Down the Fourth street sewer line rolled Old Man River Beer, down to the exit under the Reading Railroad bridge, where it poured into the small stream leading into the Susquehanna.
It didn’t take long for the news to spread that the Columbia Brewery
had been raided. It took even less time for the report to get around that the beer was being dumped down the sewer.
Then followed a rush that smacked of the gold rushes in the pioneer days of the West.
“Thars’ beer in them sewers!” was the gleeful cry set up with the first discovery, and then the populace scurried for pots, pans, kettles, kegs, jars, and buckets. One individual even rolled up an empty beer keg but suddenly changed his mind.
Casting aside all rules and regulations of sanitation, the army of beer scoopers waded into the stream as Old Man River Beer kept rolling along.
Parents who refused to risk their lives to climb up and down the steep banks of the stream into which the sewer emptied sent their more agile children. The children delighted in splashing about in the creamy beverage but nevertheless saw to it that their pots, pans, and kettles were filled to the brim.
The beer drinkers themselves turned out en masse.
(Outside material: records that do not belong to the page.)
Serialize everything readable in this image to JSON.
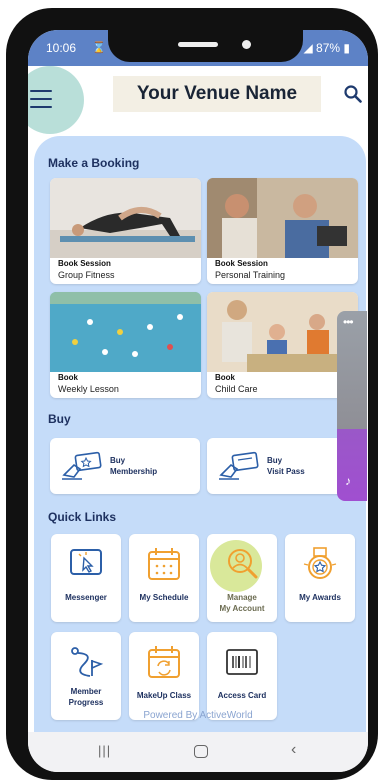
{
  "status": {
    "time": "10:06",
    "left_icons": "⌛ ⚙",
    "battery": "87%"
  },
  "header": {
    "venue_name": "Your Venue Name"
  },
  "booking": {
    "title": "Make a Booking",
    "cards": [
      {
        "line1": "Book Session",
        "line2": "Group Fitness"
      },
      {
        "line1": "Book Session",
        "line2": "Personal Training"
      },
      {
        "line1": "Book",
        "line2": "Weekly Lesson"
      },
      {
        "line1": "Book",
        "line2": "Child Care"
      }
    ]
  },
  "buy": {
    "title": "Buy",
    "items": [
      {
        "line1": "Buy",
        "line2": "Membership"
      },
      {
        "line1": "Buy",
        "line2": "Visit Pass"
      }
    ]
  },
  "quick_links": {
    "title": "Quick Links",
    "items": [
      {
        "label": "Messenger"
      },
      {
        "label": "My Schedule"
      },
      {
        "line1": "Manage",
        "line2": "My Account"
      },
      {
        "label": "My Awards"
      },
      {
        "line1": "Member",
        "line2": "Progress"
      },
      {
        "label": "MakeUp Class"
      },
      {
        "label": "Access Card"
      }
    ]
  },
  "footer": {
    "powered_by": "Powered By ActiveWorld"
  },
  "colors": {
    "accent_orange": "#f0a030",
    "accent_blue": "#2c5fa8",
    "highlight": "#d9e89a"
  }
}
Someone produced a glass stein, which served as a drinking receptacle for many. Others used small tin cans and pails to scoop up the beer and drank from them without formality.
Set Up “Bar” Under Trees
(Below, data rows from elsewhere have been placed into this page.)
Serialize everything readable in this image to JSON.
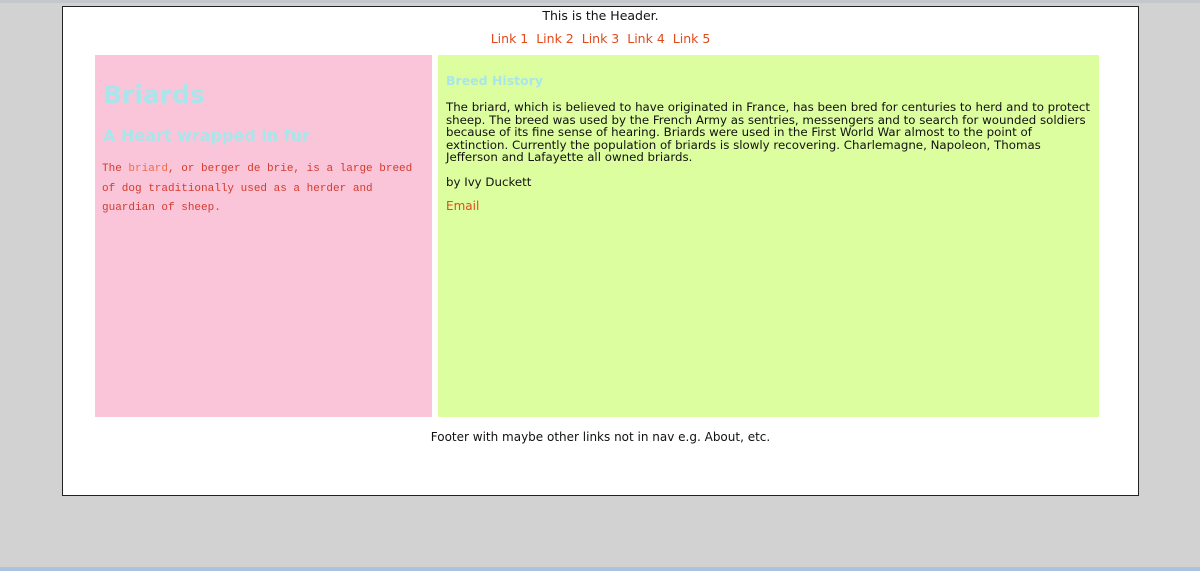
{
  "header": {
    "text": "This is the Header."
  },
  "nav": {
    "links": [
      "Link 1",
      "Link 2",
      "Link 3",
      "Link 4",
      "Link 5"
    ]
  },
  "left": {
    "title": "Briards",
    "subtitle": "A Heart wrapped in fur",
    "intro_prefix": "The ",
    "intro_link": "briard",
    "intro_suffix": ", or berger de brie, is a large breed of dog traditionally used as a herder and guardian of sheep."
  },
  "right": {
    "section_title": "Breed History",
    "paragraph": "The briard, which is believed to have originated in France, has been bred for centuries to herd and to protect sheep. The breed was used by the French Army as sentries, messengers and to search for wounded soldiers because of its fine sense of hearing. Briards were used in the First World War almost to the point of extinction. Currently the population of briards is slowly recovering. Charlemagne, Napoleon, Thomas Jefferson and Lafayette all owned briards.",
    "byline": "by Ivy Duckett",
    "email_label": "Email"
  },
  "footer": {
    "text": "Footer with maybe other links not in nav e.g. About, etc."
  },
  "colors": {
    "background": "#d2d2d2",
    "page": "#ffffff",
    "link": "#e04a1c",
    "left_column": "#fac5d8",
    "right_column": "#ddfe9f",
    "heading": "#a8e6ec",
    "intro_text": "#d43b2f"
  }
}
A group of the unemployed, having nothing else on their mind, established a camp under some shade trees a short distance upstream, and the members took turns in relaying the beer to the spot where it was consumed in comfort.
Two youths, having imbibed pretty freely, became a bit hilarious. The mere scooping and drinking of beer failed to satisfy them. One of them dowsed his companion with a pail of beer, and the other retaliated. Then came a general “dowsing” party, with high-powered beer splashing in all directions.
No attempt was made to interfere with persons dipping the amber fluid from the sewer stream. In a previous raid, the police had reportedly poured kerosene into the vats before opening them.
The detail of State troopers under the command of Lieutenant Keller, of the State Police Training School at Hershey.
Those arrested are: Robert L. Reed and Charles Edwards, Lebanon, charged with illegal transportation and possession: C. R. Bushong, W. M. Lobeek and William Myers, all of Columbia, charged with illegal possession and conspiracy to violate the liquor laws: Charles Mack and Sam Dorman, both of Columbia, conspiracy
Reed, Edwards, Bushogg, Lobeck, and Myers furnished bail of $800 each, while Mack and Donnan were released under $300 bail. They will be given hearings before Justice of the Peace Hasselbach, Columbia, tomorrow afternoon at 4 o’clock.
An injunction halting the flow of beer was granted at noon by Judge John M. Groff to Mathias Schmalhofer, administrator of the Joseph T. Dierson estate. ‘The order was directed against the Pennsylvania State Police and restrains them “from any act which may in any way result in the loss, waste or diminution” of the property and the liquor housed there.
The petition for the Court of was brought by Henry Palmer, Esq., and M. Edna Hurst, Esq., and set forth that “the real estate (Diersonts) was occupied for the purpose or manufacture of cereal beverages and has been in the custody and control of your petitioner” (Schmalhofer).
Liquor was manufactured under permits from the Alcohol Board of Pennsylvania and the Prohibition Bureau of the United States, the petition claimed, and ”an application for a renewal or the permit is now pending before the proper governmental authorities.”
The affidavits of Harold Miller and Michael Sweeney were attached to Schmalhofer’s petition, which was approved immediately upon hearing by Judge Groff and executed by the sheriff’s office.
Lancaster’s Sewer Beer
This wasn’t the first time beer was flowing through the sewers of Lancaster County. In nearby Lancaster, a Reading Beer Baron, Max Hassle, was shipping his suds 3,000 feet through the city’s sewers with the aid of two spelunking dwarfs.
The whole scheme came to a crashing halt on March 17, 1932, when a city employee found the beer hose on an inspection at King and Pine Street sewers. Read the full story here.